It was a hoot, and if you missed it, the Nov. 20 show should be soon available in the archives.
Elza van den Heever will be always one of those one-name-only stars, both because of the relatively unusual (Afrikaans, in her case) spelling and the absolutely certain operatic fame that's to be her future.
She made a triumphant return last week to San Francisco, where she attended the Conservatory, made the best of opportunities in Merola and as an Adler Fellow, and made her eventful S.F. Opera debut as Donna Anna in a 2007 Don Giovanni, replacing the originally scheduled soprano.
Wednesday, she sang with the S.F. Symphony, conducted by Michael Tilson Thomas, in Strauss' Four Last Songs, earning a partial standing ovation from an enthusiastically partisan crowd. If she sang something better suited to a young soprano, arias rather than lieder, chances are everybody would have stood.
Even remembering her many previous performances, it was startling to hear her trumpet-like high notes, shaking the rafters in normally singer-unfriendly Davies Symphony Hall. Hers is not only a huge voice, but also powerful, remaining clear and effortless at all times.
Her interpretation of Strauss' end-of-life contemplations was impressive: She sang the music well, and put her heart into it.
The problematic aspect of the performance was her virtually nonexistent diction. Even if you know the text by heart, you'd be hard put to recognize a word in "Frühling." There was some improvement in the two middle movements, but most of "Im Abendrot" appeared slurred.
Inevitably, allowing the musical line to suppress the text resulted in a kind of sameness through the cycle, rather than expressing the subtle progression of the work from spring's blue skies to the approach of death at sunset.

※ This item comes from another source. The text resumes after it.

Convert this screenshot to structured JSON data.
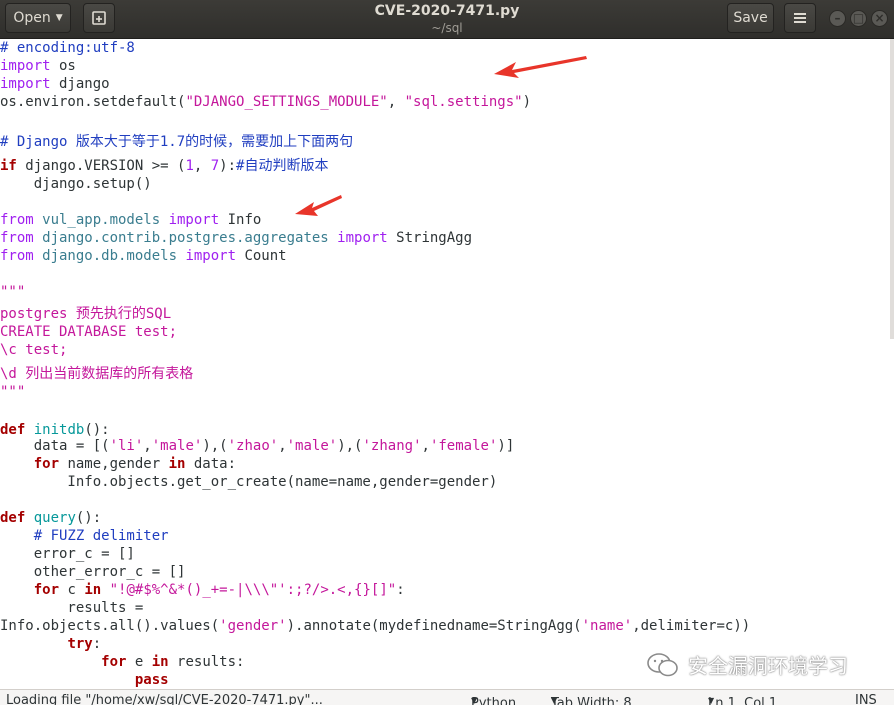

MTT and the orchestra were grand, which means both a big sound and somewhat lacking in subtlety; Concertmaster Alexander Barantschik's solos were exceptional: heartfelt but unsentimental.